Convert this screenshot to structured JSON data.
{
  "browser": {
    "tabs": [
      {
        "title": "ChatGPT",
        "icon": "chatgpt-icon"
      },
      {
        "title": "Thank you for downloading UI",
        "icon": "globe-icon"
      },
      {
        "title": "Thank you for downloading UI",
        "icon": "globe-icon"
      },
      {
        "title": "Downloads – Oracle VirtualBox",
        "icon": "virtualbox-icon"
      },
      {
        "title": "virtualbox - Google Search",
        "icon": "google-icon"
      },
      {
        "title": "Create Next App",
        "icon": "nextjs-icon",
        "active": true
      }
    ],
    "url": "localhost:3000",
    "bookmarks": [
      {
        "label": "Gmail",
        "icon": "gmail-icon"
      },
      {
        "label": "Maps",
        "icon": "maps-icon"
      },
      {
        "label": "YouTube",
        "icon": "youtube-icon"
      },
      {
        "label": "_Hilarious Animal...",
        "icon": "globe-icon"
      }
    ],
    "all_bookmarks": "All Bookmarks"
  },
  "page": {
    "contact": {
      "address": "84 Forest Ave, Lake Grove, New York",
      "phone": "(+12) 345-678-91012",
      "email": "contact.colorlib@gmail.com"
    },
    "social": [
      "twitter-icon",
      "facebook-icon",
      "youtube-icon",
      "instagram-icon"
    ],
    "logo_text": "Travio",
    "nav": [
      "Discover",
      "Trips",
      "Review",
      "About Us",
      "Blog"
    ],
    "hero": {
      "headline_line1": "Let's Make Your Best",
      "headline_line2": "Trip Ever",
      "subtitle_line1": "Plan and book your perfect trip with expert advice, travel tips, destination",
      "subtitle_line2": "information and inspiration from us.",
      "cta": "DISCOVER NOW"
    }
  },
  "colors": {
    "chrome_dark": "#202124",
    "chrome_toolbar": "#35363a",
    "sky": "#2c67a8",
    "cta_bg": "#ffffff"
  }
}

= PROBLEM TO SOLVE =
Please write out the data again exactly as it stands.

= YOUR RESPONSE =
Convert this screenshot to structured JSON data.
{
  "browser": {
    "tabs": [
      {
        "title": "ChatGPT",
        "icon": "chatgpt-icon"
      },
      {
        "title": "Thank you for downloading UI",
        "icon": "globe-icon"
      },
      {
        "title": "Thank you for downloading UI",
        "icon": "globe-icon"
      },
      {
        "title": "Downloads – Oracle VirtualBox",
        "icon": "virtualbox-icon"
      },
      {
        "title": "virtualbox - Google Search",
        "icon": "google-icon"
      },
      {
        "title": "Create Next App",
        "icon": "nextjs-icon",
        "active": true
      }
    ],
    "url": "localhost:3000",
    "bookmarks": [
      {
        "label": "Gmail",
        "icon": "gmail-icon"
      },
      {
        "label": "Maps",
        "icon": "maps-icon"
      },
      {
        "label": "YouTube",
        "icon": "youtube-icon"
      },
      {
        "label": "_Hilarious Animal...",
        "icon": "globe-icon"
      }
    ],
    "all_bookmarks": "All Bookmarks"
  },
  "page": {
    "contact": {
      "address": "84 Forest Ave, Lake Grove, New York",
      "phone": "(+12) 345-678-91012",
      "email": "contact.colorlib@gmail.com"
    },
    "social": [
      "twitter-icon",
      "facebook-icon",
      "youtube-icon",
      "instagram-icon"
    ],
    "logo_text": "Travio",
    "nav": [
      "Discover",
      "Trips",
      "Review",
      "About Us",
      "Blog"
    ],
    "hero": {
      "headline_line1": "Let's Make Your Best",
      "headline_line2": "Trip Ever",
      "subtitle_line1": "Plan and book your perfect trip with expert advice, travel tips, destination",
      "subtitle_line2": "information and inspiration from us.",
      "cta": "DISCOVER NOW"
    }
  },
  "colors": {
    "chrome_dark": "#202124",
    "chrome_toolbar": "#35363a",
    "sky": "#2c67a8",
    "cta_bg": "#ffffff"
  }
}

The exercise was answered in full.